Las Vegas, N.M. – A New Mexico Highlands University biology professor will publish a research study that helps shed new light on better diagnosis and treatment of pulmonary hypertension.
Jessica Snow co-authors the paper that will be published in the American Journal of Physiology.
“We probed the microscopic details of the body that underlie pulmonary hypertension, or high blood pressure in the lungs,” Snow said. “Pulmonary hypertension puts a greater work load on the right side of the heart and can be fatal.”
Snow is a vascular physiologist whose primary research focus is the control of blood flow in the lungs.
“We know that living at high altitudes or having chronic obstructive pulmonary disease lead to pulmonary hypertension. This disease is something we can mimic in rodents, and we used rats to conduct our research.
“We learned in this study about a unique signaling pathway within the small arteries of the lungs. We found that the cell skeleton, the network of proteins that provide structure to the cell, actually rearranges in the disease state in a dynamic way that has never been reported before. In addition, it appears that this cellular skeletal arrangement contributes to the progression of pulmonary hypertension.”
Snow said better understanding these molecular players in the progression of disease leads to more effective diagnosis and treatment of pulmonary hypertension in humans.
Snow joined the Highlands University faculty fall semester 2014. She completed her Ph.D. in biomedical sciences and a postdoctoral fellowship in the Department of Cell Biology and Physiology at the University of New Mexico with her mentor, Tom Resta.

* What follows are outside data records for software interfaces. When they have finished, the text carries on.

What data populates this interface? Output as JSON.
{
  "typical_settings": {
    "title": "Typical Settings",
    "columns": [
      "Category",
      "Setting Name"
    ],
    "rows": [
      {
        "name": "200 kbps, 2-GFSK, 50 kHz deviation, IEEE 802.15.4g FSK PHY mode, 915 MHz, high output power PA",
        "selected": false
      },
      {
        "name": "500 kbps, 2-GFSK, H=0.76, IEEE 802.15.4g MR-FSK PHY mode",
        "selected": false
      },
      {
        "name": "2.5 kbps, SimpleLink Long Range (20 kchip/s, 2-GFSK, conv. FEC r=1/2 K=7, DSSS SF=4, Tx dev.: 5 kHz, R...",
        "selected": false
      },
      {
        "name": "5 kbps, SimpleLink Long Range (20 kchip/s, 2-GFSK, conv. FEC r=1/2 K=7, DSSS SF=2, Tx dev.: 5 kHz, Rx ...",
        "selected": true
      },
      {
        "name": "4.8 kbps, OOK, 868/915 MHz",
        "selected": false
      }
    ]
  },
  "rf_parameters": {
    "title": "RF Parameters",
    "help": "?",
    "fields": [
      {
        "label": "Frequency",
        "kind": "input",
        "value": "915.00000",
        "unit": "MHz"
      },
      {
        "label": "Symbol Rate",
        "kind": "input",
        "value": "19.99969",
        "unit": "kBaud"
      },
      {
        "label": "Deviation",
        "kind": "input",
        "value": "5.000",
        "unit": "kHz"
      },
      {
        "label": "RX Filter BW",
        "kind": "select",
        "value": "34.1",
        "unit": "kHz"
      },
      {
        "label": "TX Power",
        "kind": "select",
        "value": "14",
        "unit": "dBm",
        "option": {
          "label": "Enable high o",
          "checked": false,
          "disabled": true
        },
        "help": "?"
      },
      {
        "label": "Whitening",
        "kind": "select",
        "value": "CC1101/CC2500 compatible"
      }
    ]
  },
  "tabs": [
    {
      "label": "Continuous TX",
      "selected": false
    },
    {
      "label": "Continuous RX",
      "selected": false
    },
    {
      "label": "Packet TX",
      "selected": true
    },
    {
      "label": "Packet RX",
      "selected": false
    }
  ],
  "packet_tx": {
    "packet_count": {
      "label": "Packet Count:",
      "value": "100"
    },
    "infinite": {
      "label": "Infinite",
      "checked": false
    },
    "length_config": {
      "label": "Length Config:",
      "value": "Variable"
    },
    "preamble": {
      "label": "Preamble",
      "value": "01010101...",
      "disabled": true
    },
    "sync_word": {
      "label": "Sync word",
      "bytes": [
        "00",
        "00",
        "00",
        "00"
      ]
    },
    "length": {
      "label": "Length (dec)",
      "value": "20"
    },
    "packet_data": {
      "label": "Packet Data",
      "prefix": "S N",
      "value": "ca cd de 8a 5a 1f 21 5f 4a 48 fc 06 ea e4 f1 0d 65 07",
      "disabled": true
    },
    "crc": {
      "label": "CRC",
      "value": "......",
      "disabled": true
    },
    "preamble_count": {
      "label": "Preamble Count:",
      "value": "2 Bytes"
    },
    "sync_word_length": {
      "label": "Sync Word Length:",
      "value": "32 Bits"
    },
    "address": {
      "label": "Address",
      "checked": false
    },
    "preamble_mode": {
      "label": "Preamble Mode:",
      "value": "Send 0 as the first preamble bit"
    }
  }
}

She conducted the research study for the American Journal of Physiology in collaboration with Resta and a team of other scientists from UNM.
In 2016, Snow began a research program at Highlands investigating sex differences in cardiovascular disease using mouse models. She said it is an ongoing high priority for her to involve Highlands students in her research.
“We know that research is a high-impact practice that helps improve academic success for all college students. At Highlands, research helps benefit our students in developing their passion for science and in building their credentials to pursue graduate school in their discipline and other career paths like medical school,” Snow said.
Snow said her interest in physiology dates back to her undergraduate years at the University of Illinois where she earned a biology degree magna cum laude. She was also named to the Big Ten All-Academic Team for Women’s Track and Field for success in competing in the heptathlon, which is composed of seven events.
“Physiology is how the body works and as an athlete, one can’t help but be fascinated by how our bodies perform,” Snow said.
At Highlands, Snow teaches courses such as Anatomy and Physiology, Human Biology, Genetics, and Laboratory Safety.
“My teaching goal is to generate lifelong enthusiasm in my students for understanding the complexity of how our human bodies function,” Snow said.
Snow’s research is published in top scholarly publications such as the Journal of Applied Physiology and the American Journal of Physiology-Heart and Circulatory Physiology.
She presents at conferences for the Federation of American Society for Experimental Biology and the American Thoracic Society, among others.